#### [Activity]
From the data below, copy out every line in which the word "icon" occurs.

#### [Data records]
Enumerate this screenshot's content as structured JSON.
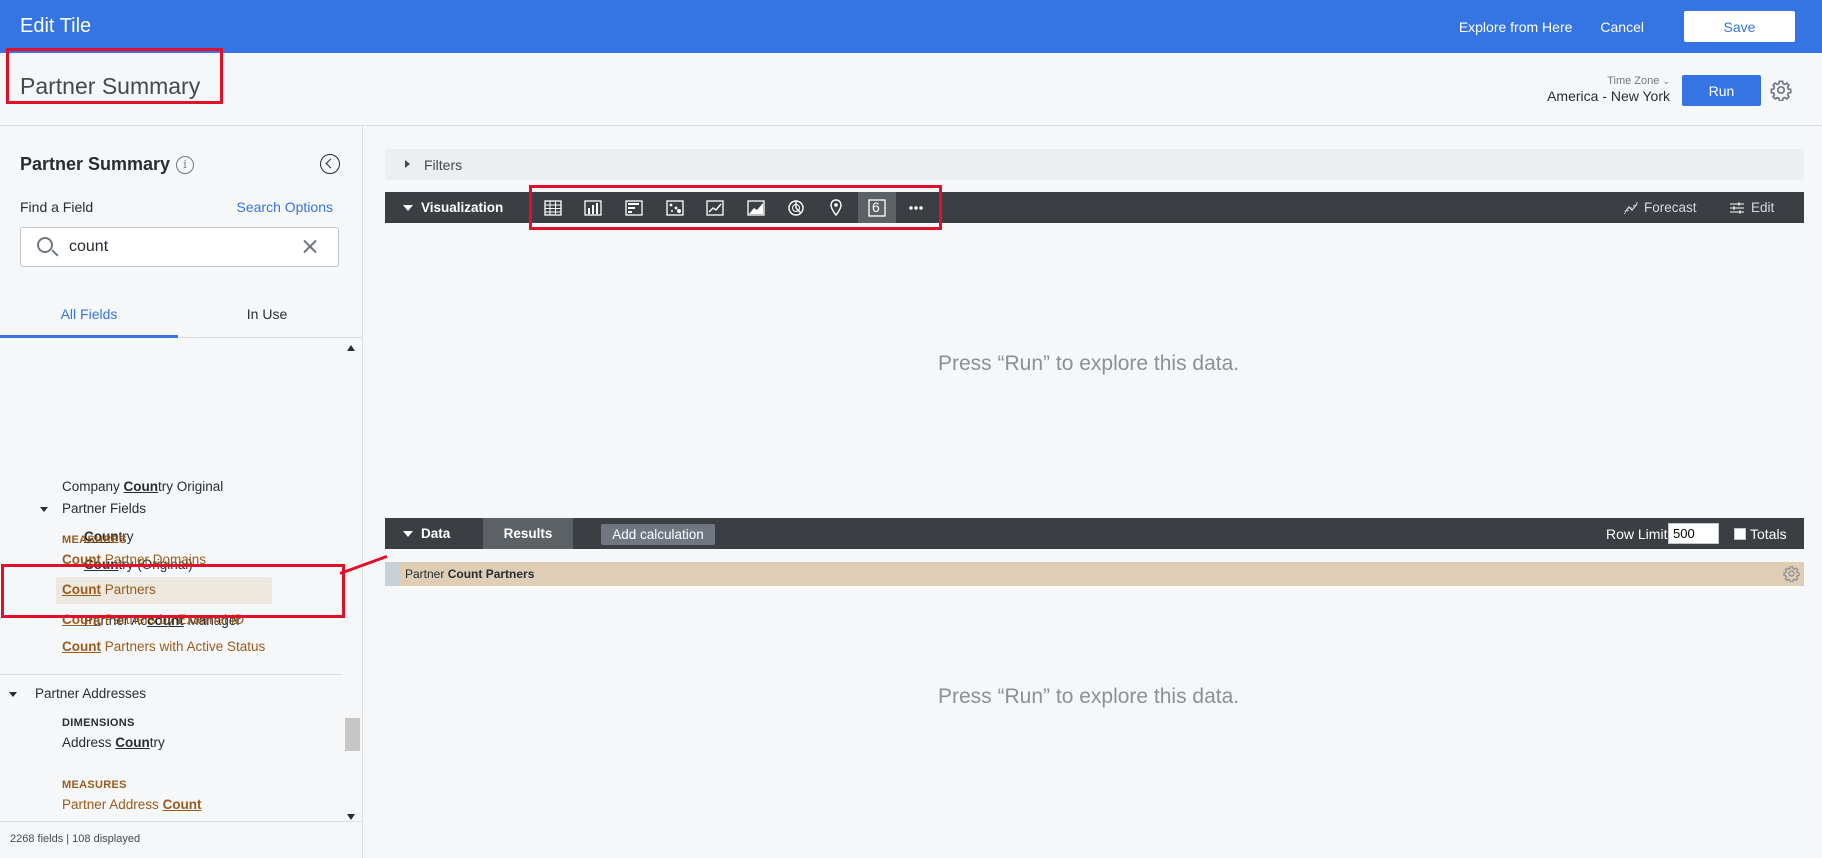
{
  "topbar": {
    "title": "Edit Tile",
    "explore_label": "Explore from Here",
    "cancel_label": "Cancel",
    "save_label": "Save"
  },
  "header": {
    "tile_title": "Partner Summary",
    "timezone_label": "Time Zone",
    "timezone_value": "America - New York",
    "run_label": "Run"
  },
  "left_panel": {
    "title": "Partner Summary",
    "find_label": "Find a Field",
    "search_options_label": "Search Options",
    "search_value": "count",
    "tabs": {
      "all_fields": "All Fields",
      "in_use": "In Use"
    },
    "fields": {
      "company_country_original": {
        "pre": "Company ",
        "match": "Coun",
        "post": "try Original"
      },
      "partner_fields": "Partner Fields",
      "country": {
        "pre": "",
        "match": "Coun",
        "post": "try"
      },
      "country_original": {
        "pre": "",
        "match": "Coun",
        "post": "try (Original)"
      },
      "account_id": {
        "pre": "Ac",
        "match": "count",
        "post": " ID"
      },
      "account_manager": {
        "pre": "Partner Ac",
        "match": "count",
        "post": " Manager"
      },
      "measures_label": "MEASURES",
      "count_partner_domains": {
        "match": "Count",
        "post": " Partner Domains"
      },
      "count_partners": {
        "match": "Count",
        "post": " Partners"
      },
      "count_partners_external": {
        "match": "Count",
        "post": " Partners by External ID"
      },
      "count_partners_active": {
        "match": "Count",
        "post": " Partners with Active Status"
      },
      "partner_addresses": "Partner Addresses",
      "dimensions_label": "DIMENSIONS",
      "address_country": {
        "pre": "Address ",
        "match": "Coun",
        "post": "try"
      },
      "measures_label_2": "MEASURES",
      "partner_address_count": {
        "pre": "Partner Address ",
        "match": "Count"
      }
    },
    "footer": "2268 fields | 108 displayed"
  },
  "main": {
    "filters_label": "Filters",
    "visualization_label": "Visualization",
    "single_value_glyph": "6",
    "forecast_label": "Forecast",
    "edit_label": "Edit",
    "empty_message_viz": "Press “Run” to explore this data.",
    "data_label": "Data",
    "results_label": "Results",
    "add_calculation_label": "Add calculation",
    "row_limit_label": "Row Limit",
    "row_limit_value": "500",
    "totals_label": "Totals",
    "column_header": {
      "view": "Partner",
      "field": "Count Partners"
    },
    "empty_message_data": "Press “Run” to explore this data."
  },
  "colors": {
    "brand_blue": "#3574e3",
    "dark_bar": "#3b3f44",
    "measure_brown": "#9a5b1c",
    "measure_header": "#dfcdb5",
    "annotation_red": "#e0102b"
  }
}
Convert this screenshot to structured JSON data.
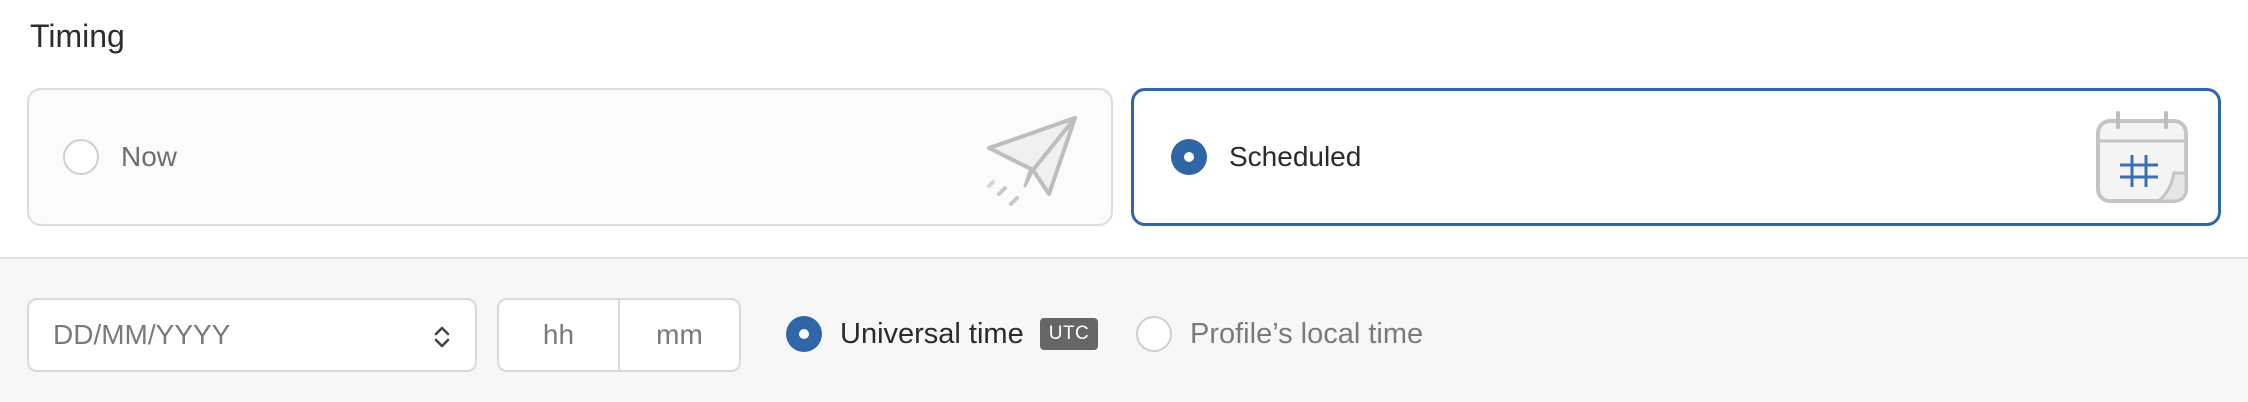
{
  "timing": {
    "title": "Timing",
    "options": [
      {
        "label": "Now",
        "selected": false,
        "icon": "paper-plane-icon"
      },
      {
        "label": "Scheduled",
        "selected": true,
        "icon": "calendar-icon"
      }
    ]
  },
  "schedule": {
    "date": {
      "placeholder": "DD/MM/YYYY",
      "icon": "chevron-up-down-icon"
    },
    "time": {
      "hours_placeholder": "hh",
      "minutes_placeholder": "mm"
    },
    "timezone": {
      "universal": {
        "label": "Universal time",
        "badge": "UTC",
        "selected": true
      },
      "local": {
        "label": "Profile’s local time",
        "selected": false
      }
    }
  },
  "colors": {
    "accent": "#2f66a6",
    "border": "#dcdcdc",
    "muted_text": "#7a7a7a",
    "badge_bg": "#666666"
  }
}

#### [Answer box]
        "icon": "paper-plane-icon"
        "icon": "calendar-icon"
      "icon": "chevron-up-down-icon"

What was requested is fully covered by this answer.